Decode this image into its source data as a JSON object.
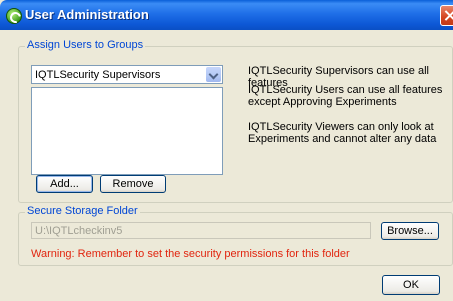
{
  "window": {
    "title": "User Administration"
  },
  "assign_group": {
    "legend": "Assign Users to Groups",
    "selected_group": "IQTLSecurity Supervisors",
    "add_label": "Add...",
    "remove_label": "Remove",
    "descriptions": [
      "IQTLSecurity Supervisors can use all features",
      "IQTLSecurity Users can use all features except Approving Experiments",
      "IQTLSecurity Viewers can only look at Experiments and cannot alter any data"
    ]
  },
  "storage_group": {
    "legend": "Secure Storage Folder",
    "folder_path": "U:\\IQTLcheckinv5",
    "browse_label": "Browse...",
    "warning": "Warning: Remember to set the security permissions for this folder"
  },
  "footer": {
    "ok_label": "OK"
  },
  "colors": {
    "legend": "#0046d5",
    "warning": "#e1250f",
    "titlebar": "#0a5fd8"
  }
}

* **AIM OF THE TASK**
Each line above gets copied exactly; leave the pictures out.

* **RESPONSE FOR THIS EXERCISE**
Decode this image into its source data as a JSON object.
{
  "window": {
    "title": "User Administration"
  },
  "assign_group": {
    "legend": "Assign Users to Groups",
    "selected_group": "IQTLSecurity Supervisors",
    "add_label": "Add...",
    "remove_label": "Remove",
    "descriptions": [
      "IQTLSecurity Supervisors can use all features",
      "IQTLSecurity Users can use all features except Approving Experiments",
      "IQTLSecurity Viewers can only look at Experiments and cannot alter any data"
    ]
  },
  "storage_group": {
    "legend": "Secure Storage Folder",
    "folder_path": "U:\\IQTLcheckinv5",
    "browse_label": "Browse...",
    "warning": "Warning: Remember to set the security permissions for this folder"
  },
  "footer": {
    "ok_label": "OK"
  },
  "colors": {
    "legend": "#0046d5",
    "warning": "#e1250f",
    "titlebar": "#0a5fd8"
  }
}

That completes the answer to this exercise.